When you ask for a chemical peel…
Kaya Skin Clinic
This luxurious beauty clinic with many branches offers all kinds of skin treatments, from age-control peels to skin resurfacing. Talk discovered that the clinic does have dermatologists round-theclock. All surgical procedures and facial treatments are performed by them alone. “We only take doctors who are certified by the Medical Council of India,” said Dr Rosanne Dalgado, dermatologist at Kaya. A chemical peel is not confined to one session and doctors say a client may require four or more sittings. The treatments are pricey when compared to the competition. A chemical peel costs between Rs 7,000 and Rs 13,000. The charges must be paid before the session begins.
When Talk called the Jayanagar outlet of VLCC slimming centre, they insisted the reporter go there in person, saying consultation was free. When pressed for solutions to an acne-prone skin, they explained, “There are glycolic acid, salicylic acid, lactic acid and many more treatments. Please visit us and we will make sure you have beautiful skin.” They only have a visiting dermatologist. A chemical peel here can cost anywhere between Rs 8,000 and Rs 12,000.
Leading beauty parlour
Pai Layout, KR Puram This huge beauty parlour in Pai Layout, KR Puram, hands out a card with a variety of facials, manicure and pedicure treatments, but nowhere are chemical peels mentioned on it. In person, this reporter asked what they would recommend for acne-prone skin.
“There are various kinds of treatments. We do chemical peels mostly and for your skin I would suggest the glycolic peel,” a woman at the parlour said. Price: Rs 1,200 a sitting. And the sittings could go up to five. Isn’t it illegal for beauty parlours to conduct these treatments? Her explanation: “There is a big difference between what the dermatologists do and what we do. They barely spend 10 minutes on these treatments. They probably give you an ice massage and pack you off. What we do is entirely different. We are trained to look into the skin deeply and perform these treatments methodically. Our results are far better than what you’ll get from any doctor.” In addition, she said, beauticians today were well educated and knew how to offer these treatments. “In a comfy and posh salon like mine, you’ll only get authorised treatments,” she asserted. The beauty parlour is recognised by Shahnaz Hussain and Habib’s.
Chik Mik, Ulsoor
This parlour only offers facials and haircuts. When this reporter asked if they knew of any other parlour that offered chemical peel treatments, their reply was a blunt ‘no’. Angel, who has been running the parlour for 10 years, said, “We are not supposed to do those treatments. So, our focus is only on what we know. I teach the same to my students as well.”

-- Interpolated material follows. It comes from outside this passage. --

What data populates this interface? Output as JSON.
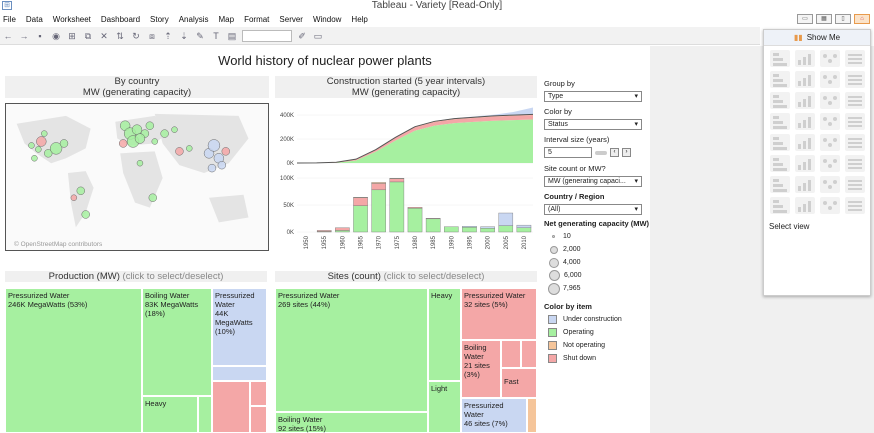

Columbia Asia, Fortis, Cosmesis and HCG Hospitals offer chemical peel treatments, charging between Rs 1,000 and Rs 1,800 a sitting. Their fee is lower than what many beauty parlours charge.